Definition of morphology in English:



  • 1mass noun The study of the forms of things.

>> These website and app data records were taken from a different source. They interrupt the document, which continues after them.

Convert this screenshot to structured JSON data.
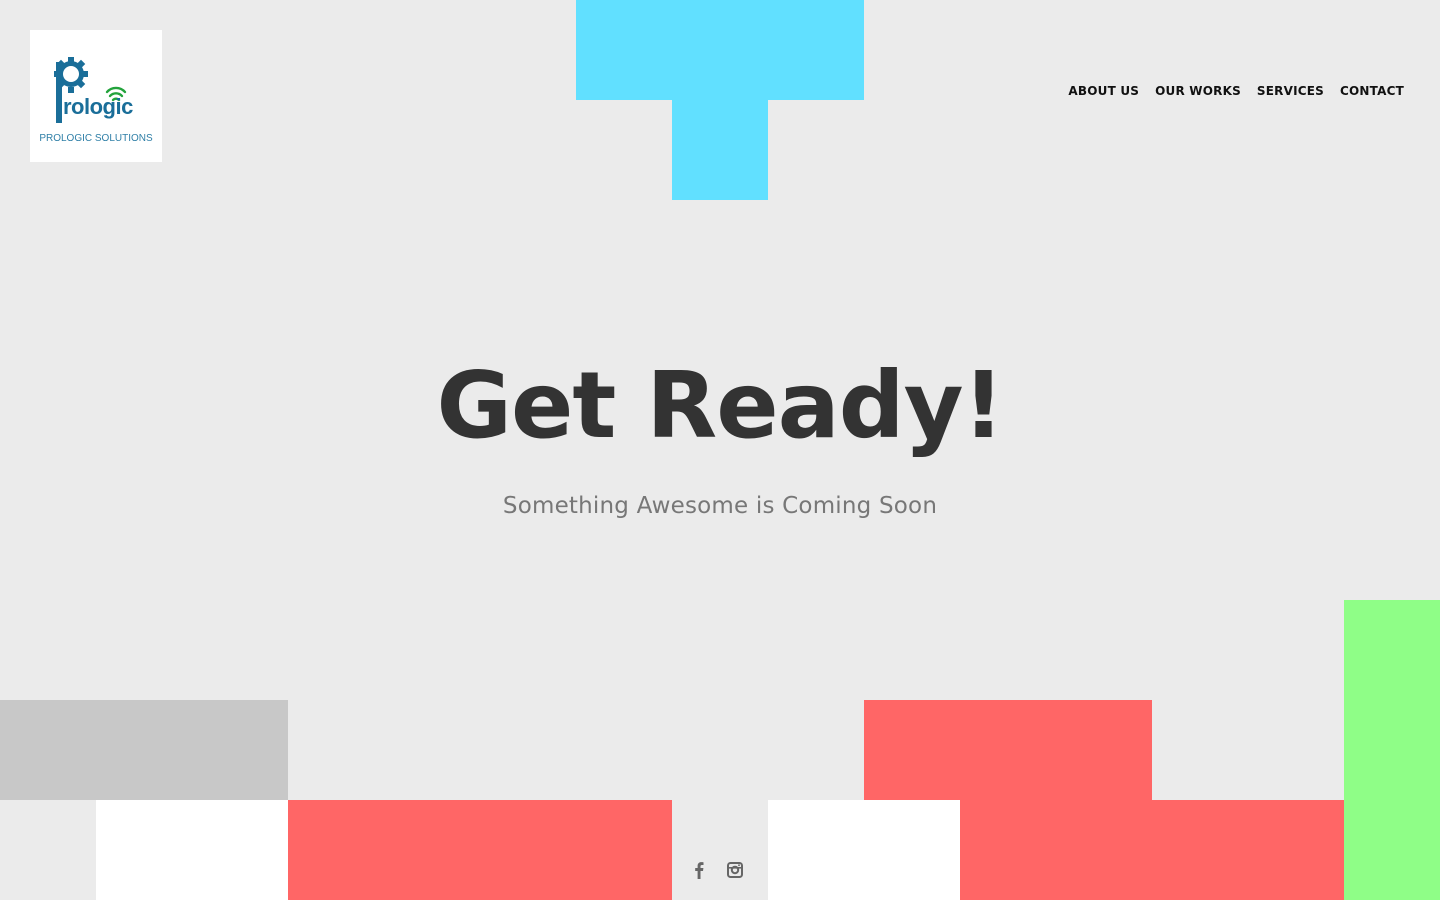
{
  "brand": {
    "logo_word": "rologic",
    "logo_letter": "P",
    "caption": "PROLOGIC SOLUTIONS",
    "primary_color": "#1a6e99",
    "accent_color": "#23a33c"
  },
  "nav": {
    "items": [
      {
        "label": "ABOUT US"
      },
      {
        "label": "OUR WORKS"
      },
      {
        "label": "SERVICES"
      },
      {
        "label": "CONTACT"
      }
    ]
  },
  "hero": {
    "title": "Get Ready!",
    "subtitle": "Something Awesome is Coming Soon"
  },
  "social": {
    "items": [
      {
        "icon": "facebook-icon"
      },
      {
        "icon": "instagram-icon"
      }
    ]
  },
  "colors": {
    "background": "#ebebeb",
    "cyan": "#61e0ff",
    "red": "#ff6666",
    "grey": "#c8c8c8",
    "white": "#ffffff",
    "green": "#8ffe87",
    "heading": "#333333",
    "subheading": "#777777"
  }
}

    1. 1.1 The branch of biology that deals with the form of living organisms, and with relationships between their structures.
      • ‘Indeed, far more studies have examined the relationship between morphology and performance than between performance and fitness.’
      • ‘Organisms were identified by morphology and biochemical reactions.’
      • ‘Analysis of covariance revealed some relationships between subspecies morphology / growth habit and local environmental conditions.’
      • ‘Gross changes in chromosome morphology occur at each mitosis.’
      • ‘Given the relationship with male morphology, another question arising from these studies is what determines wasp body size.’
    2. 1.2Linguistics The study of the forms of words, in particular inflected forms.
      ‘grammar is organized along two main dimensions: morphology and syntax’
      ‘a generative approach to Italian morphology’
      • ‘The general implication is that the ambiguities that exist in the relationships between orthography, phonology, and morphology underlie spelling knowledge.’
      • ‘Of central concern is the relationship between morphology and phonology.’
      • ‘French has inflectional morphology to indicate plurality, person, number, and tense, so inflection is not a foreign concept.’
      • ‘Dialect encompasses various aspects of the language - syntax, morphology, lexicon, phonology.’
      • ‘In some circumstances, languages borrow morphology as well as vocabulary.’
      inflection, form, ending
      View synonyms
  • 2A particular form, shape, or structure.

    • ‘The largest and finest crystals - many having very complex morphologies - crystallize in the pillow pockets.’
    • ‘Second, most morphologies related to strictly marginal growth are now associated only with ferns.’
    • ‘So we can make a more general study of the functional morphology, the behaviour and the general anatomy of the animal.’
    • ‘Students discovered unusual morphologies, and they learned of the often extreme physical and chemical attributes of urban soils.’
    • ‘Species were chosen to comprise a range of morphologies within the green stem habit, with large differences in the ratio of leaf to total photosynthetic area.’
    • ‘Many Paleozoic forms, now extinct, had very unusual morphologies.’
    • ‘The experiment was repeated for species of contrasting shoot and root morphologies: carrot, cabbage and onion, in separate years.’
    • ‘Orchids display a vast array of floral morphologies and pollination mechanisms.’
    • ‘It might be worth stating how problematic it can be to study morphology through time in a geographically restricted subset of a species.’
    • ‘It will be important to directly quantify the flight costs of different tail morphologies in these and closely related species.’
    • ‘Ferns represent the majority of independent evolutions of leaf morphologies that suggest departures from strictly marginal growth.’
    • ‘Leaf anatomy and morphology were studied in 11 tree species growing in an undisturbed forest for over 50 years.’
    • ‘Further, individual follicles produce feathers of different morphologies over the course of their life.’
    • ‘In addition, the species differ in wing morphologies.’
    • ‘A single follicle will produce different morphologies on the same bird in the same spot depending on which generation the feather is.’
    • ‘The morphologies of these previously distinct element types probably begin to merge, but they still represent two separate element pairs.’
    • ‘Such flat morphologies are common in the Central Andes.’
    • ‘The general geometric morphologies of elements from the two populations are also very similar.’


Mid 19th century: from Greek morphē ‘form’ + -logy.